The OnePlus One costs a fair bit less and comes with a reasonable 5-megapixel front-facing camera. That phone is hard to get, though, as supply is limited. Another alternative is the slightly cheaper Nokia Lumia 830, but the front camera isn’t as good and it’s not as much fun to use because of middling performance.
A final thing to consider is its size. This is a big phone, so if you’re not sure you can handle it, give it a whirl first.
The cameras may be what everyone is talking about, but the HTC Desire is a phone that can hold its head high in any company.
How we test phones
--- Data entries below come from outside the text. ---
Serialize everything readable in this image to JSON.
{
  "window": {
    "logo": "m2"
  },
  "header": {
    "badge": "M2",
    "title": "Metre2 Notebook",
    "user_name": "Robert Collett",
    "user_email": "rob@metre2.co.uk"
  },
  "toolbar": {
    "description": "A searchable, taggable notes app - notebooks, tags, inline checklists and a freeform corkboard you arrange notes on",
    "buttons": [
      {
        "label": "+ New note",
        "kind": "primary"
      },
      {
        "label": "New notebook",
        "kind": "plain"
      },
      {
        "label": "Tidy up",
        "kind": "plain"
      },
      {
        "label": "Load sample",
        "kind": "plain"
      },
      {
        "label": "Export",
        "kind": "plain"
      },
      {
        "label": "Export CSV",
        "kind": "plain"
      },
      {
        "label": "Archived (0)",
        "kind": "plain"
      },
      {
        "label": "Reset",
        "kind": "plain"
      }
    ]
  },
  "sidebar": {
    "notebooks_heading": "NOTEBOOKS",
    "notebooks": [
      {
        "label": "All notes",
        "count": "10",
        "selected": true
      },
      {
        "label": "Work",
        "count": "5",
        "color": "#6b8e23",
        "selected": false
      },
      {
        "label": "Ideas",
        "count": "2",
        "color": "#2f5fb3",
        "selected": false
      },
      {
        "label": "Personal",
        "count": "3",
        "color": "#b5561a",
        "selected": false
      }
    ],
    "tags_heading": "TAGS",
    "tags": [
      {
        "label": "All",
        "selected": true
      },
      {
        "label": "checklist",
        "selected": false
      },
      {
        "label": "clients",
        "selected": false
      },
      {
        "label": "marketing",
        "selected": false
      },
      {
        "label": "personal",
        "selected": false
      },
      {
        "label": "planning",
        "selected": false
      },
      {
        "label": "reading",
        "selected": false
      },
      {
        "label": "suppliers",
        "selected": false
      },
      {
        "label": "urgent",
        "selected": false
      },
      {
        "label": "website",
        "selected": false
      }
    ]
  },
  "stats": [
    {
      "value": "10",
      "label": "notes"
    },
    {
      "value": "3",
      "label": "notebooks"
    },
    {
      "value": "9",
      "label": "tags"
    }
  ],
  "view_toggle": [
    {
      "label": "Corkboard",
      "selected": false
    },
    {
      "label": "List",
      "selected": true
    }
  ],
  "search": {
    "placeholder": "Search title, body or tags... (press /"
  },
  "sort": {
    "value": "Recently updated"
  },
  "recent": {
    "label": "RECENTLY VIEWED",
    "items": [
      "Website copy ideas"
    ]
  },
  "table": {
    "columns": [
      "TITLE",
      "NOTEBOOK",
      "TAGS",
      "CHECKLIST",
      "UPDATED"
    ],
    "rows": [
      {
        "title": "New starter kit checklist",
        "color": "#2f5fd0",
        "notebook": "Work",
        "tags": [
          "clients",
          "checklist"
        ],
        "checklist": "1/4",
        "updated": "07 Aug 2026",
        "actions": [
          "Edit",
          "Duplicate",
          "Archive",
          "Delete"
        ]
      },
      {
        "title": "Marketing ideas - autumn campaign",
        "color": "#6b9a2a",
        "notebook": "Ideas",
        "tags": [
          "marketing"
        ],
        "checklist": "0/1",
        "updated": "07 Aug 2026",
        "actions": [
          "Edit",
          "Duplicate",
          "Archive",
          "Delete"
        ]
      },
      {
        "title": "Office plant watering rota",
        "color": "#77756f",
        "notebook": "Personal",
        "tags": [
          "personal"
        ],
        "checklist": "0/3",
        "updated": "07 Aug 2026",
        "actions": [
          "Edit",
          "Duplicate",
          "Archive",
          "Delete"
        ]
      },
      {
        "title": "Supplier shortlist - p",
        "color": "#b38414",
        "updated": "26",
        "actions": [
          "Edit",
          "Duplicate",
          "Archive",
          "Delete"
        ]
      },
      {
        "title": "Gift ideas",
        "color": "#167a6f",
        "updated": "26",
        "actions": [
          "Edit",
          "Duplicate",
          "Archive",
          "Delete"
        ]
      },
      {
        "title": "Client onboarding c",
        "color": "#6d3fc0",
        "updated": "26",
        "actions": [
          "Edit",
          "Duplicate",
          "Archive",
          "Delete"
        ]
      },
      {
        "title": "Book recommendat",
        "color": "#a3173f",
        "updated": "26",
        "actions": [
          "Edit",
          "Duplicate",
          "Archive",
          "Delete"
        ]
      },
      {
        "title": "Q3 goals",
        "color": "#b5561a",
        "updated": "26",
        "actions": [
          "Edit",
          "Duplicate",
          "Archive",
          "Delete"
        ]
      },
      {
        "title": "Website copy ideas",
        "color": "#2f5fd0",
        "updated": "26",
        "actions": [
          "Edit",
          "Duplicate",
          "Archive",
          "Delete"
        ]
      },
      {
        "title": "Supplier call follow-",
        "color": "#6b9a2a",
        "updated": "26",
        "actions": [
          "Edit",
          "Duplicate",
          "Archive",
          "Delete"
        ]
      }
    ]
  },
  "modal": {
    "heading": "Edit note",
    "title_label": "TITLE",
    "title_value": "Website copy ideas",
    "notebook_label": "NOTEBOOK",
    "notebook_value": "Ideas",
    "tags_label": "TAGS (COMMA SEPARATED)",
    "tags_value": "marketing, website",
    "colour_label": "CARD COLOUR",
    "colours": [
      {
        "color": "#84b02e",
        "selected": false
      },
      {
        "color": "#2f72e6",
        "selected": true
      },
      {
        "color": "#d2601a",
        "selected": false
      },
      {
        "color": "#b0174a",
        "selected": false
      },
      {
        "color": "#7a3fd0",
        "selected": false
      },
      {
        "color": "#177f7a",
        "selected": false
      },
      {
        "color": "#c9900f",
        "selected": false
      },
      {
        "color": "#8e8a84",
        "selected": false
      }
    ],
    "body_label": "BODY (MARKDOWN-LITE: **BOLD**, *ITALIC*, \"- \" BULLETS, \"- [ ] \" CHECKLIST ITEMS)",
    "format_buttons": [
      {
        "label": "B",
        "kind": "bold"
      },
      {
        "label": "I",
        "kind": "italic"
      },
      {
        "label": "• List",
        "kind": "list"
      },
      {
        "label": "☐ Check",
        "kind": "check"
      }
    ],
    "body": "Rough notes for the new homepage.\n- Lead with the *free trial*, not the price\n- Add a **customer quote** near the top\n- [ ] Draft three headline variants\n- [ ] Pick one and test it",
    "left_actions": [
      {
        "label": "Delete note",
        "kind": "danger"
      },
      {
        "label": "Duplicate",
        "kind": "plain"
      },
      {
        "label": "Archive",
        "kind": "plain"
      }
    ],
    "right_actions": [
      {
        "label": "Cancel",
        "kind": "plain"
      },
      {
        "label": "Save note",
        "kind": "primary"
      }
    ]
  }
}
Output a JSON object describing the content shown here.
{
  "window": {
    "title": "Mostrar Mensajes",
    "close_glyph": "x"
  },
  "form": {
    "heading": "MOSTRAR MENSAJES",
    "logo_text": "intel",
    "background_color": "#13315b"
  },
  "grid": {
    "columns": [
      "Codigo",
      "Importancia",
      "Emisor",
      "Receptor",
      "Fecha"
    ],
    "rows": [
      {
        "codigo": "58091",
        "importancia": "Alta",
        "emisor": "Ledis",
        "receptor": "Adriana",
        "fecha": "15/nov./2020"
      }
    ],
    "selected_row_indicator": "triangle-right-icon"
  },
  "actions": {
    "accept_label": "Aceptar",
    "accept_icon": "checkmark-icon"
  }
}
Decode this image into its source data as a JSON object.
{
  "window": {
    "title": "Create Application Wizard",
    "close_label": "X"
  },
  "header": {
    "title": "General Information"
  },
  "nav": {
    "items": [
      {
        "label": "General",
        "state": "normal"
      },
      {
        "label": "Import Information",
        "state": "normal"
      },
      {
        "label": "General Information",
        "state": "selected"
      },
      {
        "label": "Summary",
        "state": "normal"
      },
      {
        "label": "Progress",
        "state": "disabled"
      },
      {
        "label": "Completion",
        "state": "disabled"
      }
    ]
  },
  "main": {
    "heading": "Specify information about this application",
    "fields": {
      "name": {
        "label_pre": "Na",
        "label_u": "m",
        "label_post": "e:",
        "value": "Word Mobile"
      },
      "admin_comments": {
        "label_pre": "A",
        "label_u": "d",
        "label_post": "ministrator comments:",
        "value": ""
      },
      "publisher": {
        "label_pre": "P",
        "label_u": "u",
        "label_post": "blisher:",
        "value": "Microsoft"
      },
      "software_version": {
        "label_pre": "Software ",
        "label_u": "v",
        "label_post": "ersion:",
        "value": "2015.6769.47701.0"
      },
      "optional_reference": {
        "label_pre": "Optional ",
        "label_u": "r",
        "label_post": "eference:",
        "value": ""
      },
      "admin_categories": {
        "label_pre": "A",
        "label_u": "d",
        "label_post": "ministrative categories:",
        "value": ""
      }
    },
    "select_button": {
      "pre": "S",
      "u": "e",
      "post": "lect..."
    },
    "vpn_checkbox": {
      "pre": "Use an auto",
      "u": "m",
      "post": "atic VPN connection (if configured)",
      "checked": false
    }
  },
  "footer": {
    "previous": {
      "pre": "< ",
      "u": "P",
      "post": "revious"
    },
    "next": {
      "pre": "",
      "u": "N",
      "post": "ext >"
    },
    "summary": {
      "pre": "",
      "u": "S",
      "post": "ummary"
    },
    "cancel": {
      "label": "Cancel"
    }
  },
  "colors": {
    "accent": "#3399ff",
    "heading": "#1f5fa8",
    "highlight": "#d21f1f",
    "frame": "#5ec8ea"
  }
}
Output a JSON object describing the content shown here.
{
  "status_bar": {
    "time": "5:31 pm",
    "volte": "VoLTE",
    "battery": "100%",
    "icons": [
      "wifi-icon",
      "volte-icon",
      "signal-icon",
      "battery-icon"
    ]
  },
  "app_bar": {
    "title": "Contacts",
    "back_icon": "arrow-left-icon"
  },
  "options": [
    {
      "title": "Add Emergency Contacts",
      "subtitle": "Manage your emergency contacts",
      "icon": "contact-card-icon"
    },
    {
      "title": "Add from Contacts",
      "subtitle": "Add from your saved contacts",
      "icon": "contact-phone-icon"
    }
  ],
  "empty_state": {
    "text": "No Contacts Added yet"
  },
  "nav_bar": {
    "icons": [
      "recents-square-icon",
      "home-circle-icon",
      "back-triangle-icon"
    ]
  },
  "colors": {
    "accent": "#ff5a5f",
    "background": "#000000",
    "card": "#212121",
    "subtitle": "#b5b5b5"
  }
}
We test every mobile phone we review thoroughly. We use industry standard tests to compare features properly and we use the phone as our main device over the review period. We’ll always tell you what we find and we never, ever, accept money to review a product.
Score in detail
Calls & Sound 9
Screen Quality 8